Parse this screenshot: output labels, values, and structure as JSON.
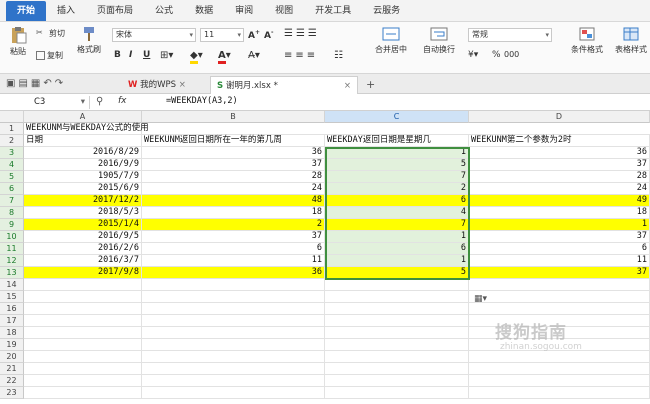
{
  "menu": [
    "开始",
    "插入",
    "页面布局",
    "公式",
    "数据",
    "审阅",
    "视图",
    "开发工具",
    "云服务"
  ],
  "ribbon": {
    "paste": "粘贴",
    "cut": "剪切",
    "copy": "复制",
    "format_painter": "格式刷",
    "font_name": "宋体",
    "font_size": "11",
    "merge_center": "合并居中",
    "wrap": "自动换行",
    "number_format": "常规",
    "pct": "%",
    "thousands": "000",
    "cond_format": "条件格式",
    "table_style": "表格样式"
  },
  "tabs": {
    "wps": "我的WPS",
    "file": "谢明月.xlsx *",
    "new": "+"
  },
  "formula_bar": {
    "cell": "C3",
    "fx": "fx",
    "formula": "=WEEKDAY(A3,2)"
  },
  "columns": [
    "A",
    "B",
    "C",
    "D"
  ],
  "rows": [
    "1",
    "2",
    "3",
    "4",
    "5",
    "6",
    "7",
    "8",
    "9",
    "10",
    "11",
    "12",
    "13",
    "14",
    "15",
    "16",
    "17",
    "18",
    "19",
    "20",
    "21",
    "22",
    "23"
  ],
  "table": {
    "title": "WEEKUNM与WEEKDAY公式的使用",
    "header": [
      "日期",
      "WEEKUNM返回日期所在一年的第几周",
      "WEEKDAY返回日期是星期几",
      "WEEKUNM第二个参数为2时"
    ],
    "data": [
      [
        "2016/8/29",
        "36",
        "1",
        "36"
      ],
      [
        "2016/9/9",
        "37",
        "5",
        "37"
      ],
      [
        "1905/7/9",
        "28",
        "7",
        "28"
      ],
      [
        "2015/6/9",
        "24",
        "2",
        "24"
      ],
      [
        "2017/12/2",
        "48",
        "6",
        "49"
      ],
      [
        "2018/5/3",
        "18",
        "4",
        "18"
      ],
      [
        "2015/1/4",
        "2",
        "7",
        "1"
      ],
      [
        "2016/9/5",
        "37",
        "1",
        "37"
      ],
      [
        "2016/2/6",
        "6",
        "6",
        "6"
      ],
      [
        "2016/3/7",
        "11",
        "1",
        "11"
      ],
      [
        "2017/9/8",
        "36",
        "5",
        "37"
      ]
    ],
    "highlighted_rows": [
      4,
      6,
      10
    ]
  },
  "watermark": {
    "text": "搜狗指南",
    "url": "zhinan.sogou.com"
  },
  "colors": {
    "accent": "#2f73c9",
    "highlight": "#ffff00",
    "selection": "#3f8f3f"
  }
}
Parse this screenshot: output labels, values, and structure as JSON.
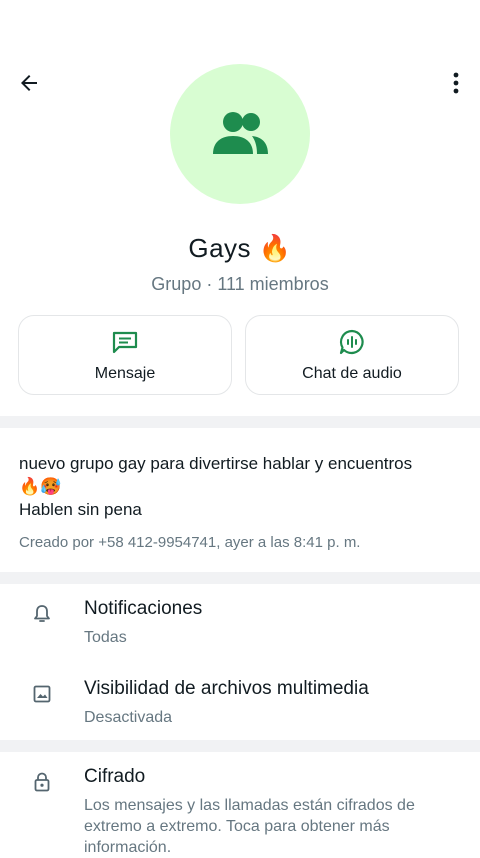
{
  "header": {
    "back_icon": "arrow-back-icon",
    "menu_icon": "more-vert-icon",
    "avatar_icon": "group-icon",
    "avatar_bg": "#d8fdd2",
    "accent": "#1e8c4e"
  },
  "group": {
    "name": "Gays 🔥",
    "subtitle": "Grupo · 111 miembros"
  },
  "actions": [
    {
      "label": "Mensaje",
      "icon": "message-icon"
    },
    {
      "label": "Chat de audio",
      "icon": "audio-chat-icon"
    }
  ],
  "description": {
    "line1": "nuevo grupo gay para divertirse hablar y encuentros",
    "line2": "🔥🥵",
    "line3": "Hablen sin pena",
    "created": "Creado por +58 412-9954741, ayer a las 8:41 p. m."
  },
  "settings": [
    {
      "title": "Notificaciones",
      "subtitle": "Todas",
      "icon": "bell-icon"
    },
    {
      "title": "Visibilidad de archivos multimedia",
      "subtitle": "Desactivada",
      "icon": "image-icon"
    }
  ],
  "encryption": {
    "title": "Cifrado",
    "subtitle": "Los mensajes y las llamadas están cifrados de extremo a extremo. Toca para obtener más información.",
    "icon": "lock-icon"
  }
}
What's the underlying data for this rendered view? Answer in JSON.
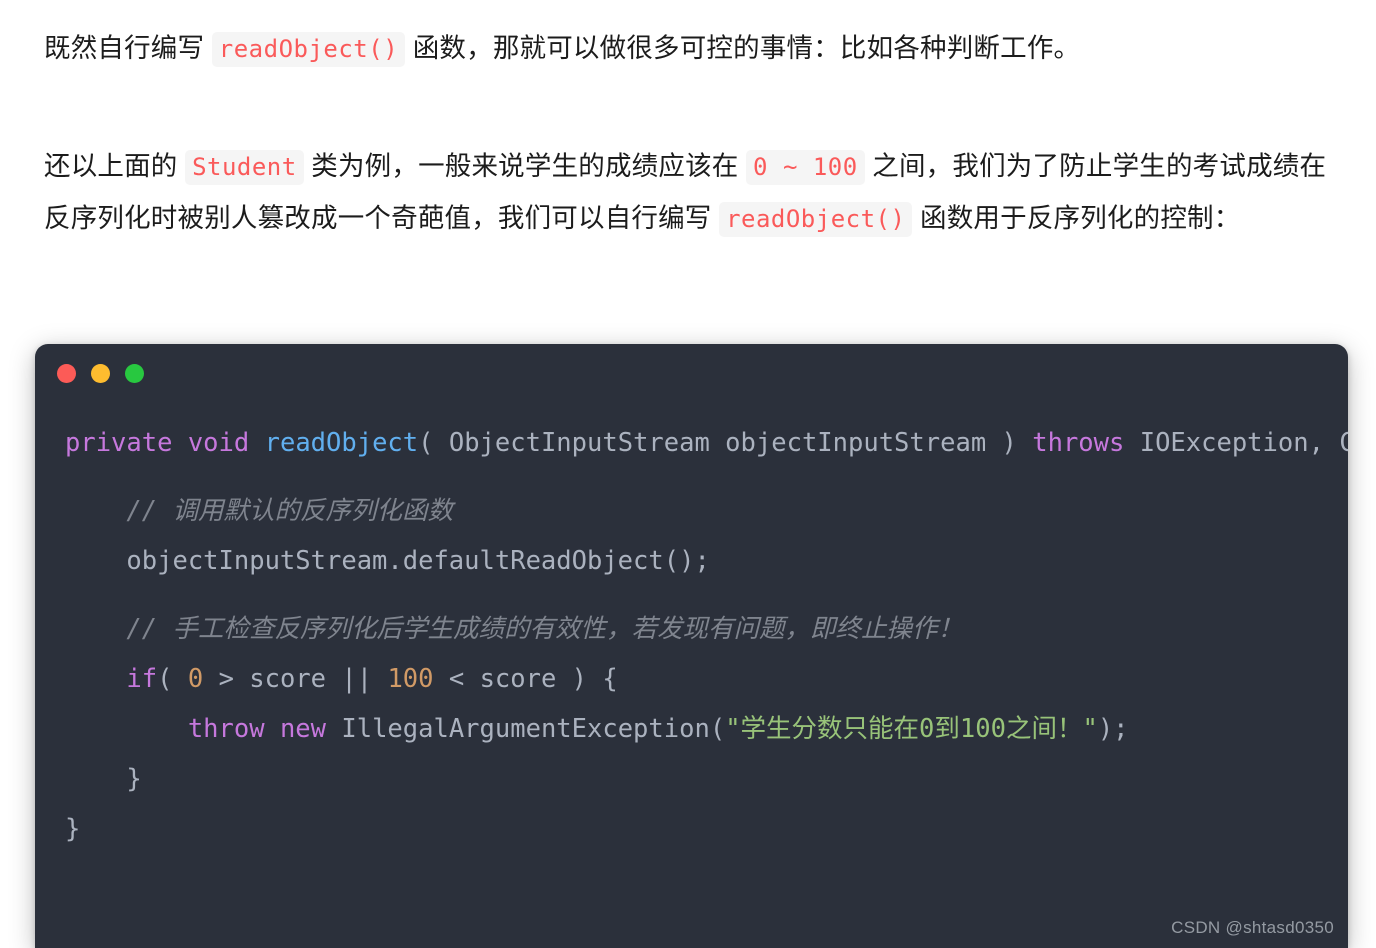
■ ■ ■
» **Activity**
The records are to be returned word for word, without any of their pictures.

» **Output below**
Parse this screenshot: output labels, values, and structure as JSON.
{
  "menu": [
    "开始",
    "插入",
    "页面布局",
    "公式",
    "数据",
    "审阅",
    "视图",
    "开发工具",
    "云服务"
  ],
  "ribbon": {
    "paste": "粘贴",
    "cut": "剪切",
    "copy": "复制",
    "format_painter": "格式刷",
    "font_name": "宋体",
    "font_size": "11",
    "merge_center": "合并居中",
    "wrap": "自动换行",
    "number_format": "常规",
    "pct": "%",
    "thousands": "000",
    "cond_format": "条件格式",
    "table_style": "表格样式"
  },
  "tabs": {
    "wps": "我的WPS",
    "file": "谢明月.xlsx *",
    "new": "+"
  },
  "formula_bar": {
    "cell": "C3",
    "fx": "fx",
    "formula": "=WEEKDAY(A3,2)"
  },
  "columns": [
    "A",
    "B",
    "C",
    "D"
  ],
  "rows": [
    "1",
    "2",
    "3",
    "4",
    "5",
    "6",
    "7",
    "8",
    "9",
    "10",
    "11",
    "12",
    "13",
    "14",
    "15",
    "16",
    "17",
    "18",
    "19",
    "20",
    "21",
    "22",
    "23"
  ],
  "table": {
    "title": "WEEKUNM与WEEKDAY公式的使用",
    "header": [
      "日期",
      "WEEKUNM返回日期所在一年的第几周",
      "WEEKDAY返回日期是星期几",
      "WEEKUNM第二个参数为2时"
    ],
    "data": [
      [
        "2016/8/29",
        "36",
        "1",
        "36"
      ],
      [
        "2016/9/9",
        "37",
        "5",
        "37"
      ],
      [
        "1905/7/9",
        "28",
        "7",
        "28"
      ],
      [
        "2015/6/9",
        "24",
        "2",
        "24"
      ],
      [
        "2017/12/2",
        "48",
        "6",
        "49"
      ],
      [
        "2018/5/3",
        "18",
        "4",
        "18"
      ],
      [
        "2015/1/4",
        "2",
        "7",
        "1"
      ],
      [
        "2016/9/5",
        "37",
        "1",
        "37"
      ],
      [
        "2016/2/6",
        "6",
        "6",
        "6"
      ],
      [
        "2016/3/7",
        "11",
        "1",
        "11"
      ],
      [
        "2017/9/8",
        "36",
        "5",
        "37"
      ]
    ],
    "highlighted_rows": [
      4,
      6,
      10
    ]
  },
  "watermark": {
    "text": "搜狗指南",
    "url": "zhinan.sogou.com"
  },
  "colors": {
    "accent": "#2f73c9",
    "highlight": "#ffff00",
    "selection": "#3f8f3f"
  }
}
Parse this screenshot: output labels, values, and structure as JSON.
{
  "header": {
    "back_icon": "arrow-back-icon",
    "menu_icon": "more-vert-icon",
    "avatar_icon": "group-icon",
    "avatar_bg": "#d8fdd2",
    "accent": "#1e8c4e"
  },
  "group": {
    "name": "Gays 🔥",
    "subtitle": "Grupo · 111 miembros"
  },
  "actions": [
    {
      "label": "Mensaje",
      "icon": "message-icon"
    },
    {
      "label": "Chat de audio",
      "icon": "audio-chat-icon"
    }
  ],
  "description": {
    "line1": "nuevo grupo gay para divertirse hablar y encuentros",
    "line2": "🔥🥵",
    "line3": "Hablen sin pena",
    "created": "Creado por +58 412-9954741, ayer a las 8:41 p. m."
  },
  "settings": [
    {
      "title": "Notificaciones",
      "subtitle": "Todas",
      "icon": "bell-icon"
    },
    {
      "title": "Visibilidad de archivos multimedia",
      "subtitle": "Desactivada",
      "icon": "image-icon"
    }
  ],
  "encryption": {
    "title": "Cifrado",
    "subtitle": "Los mensajes y las llamadas están cifrados de extremo a extremo. Toca para obtener más información.",
    "icon": "lock-icon"
  }
}
What's the underlying data for this rendered view? Answer in JSON.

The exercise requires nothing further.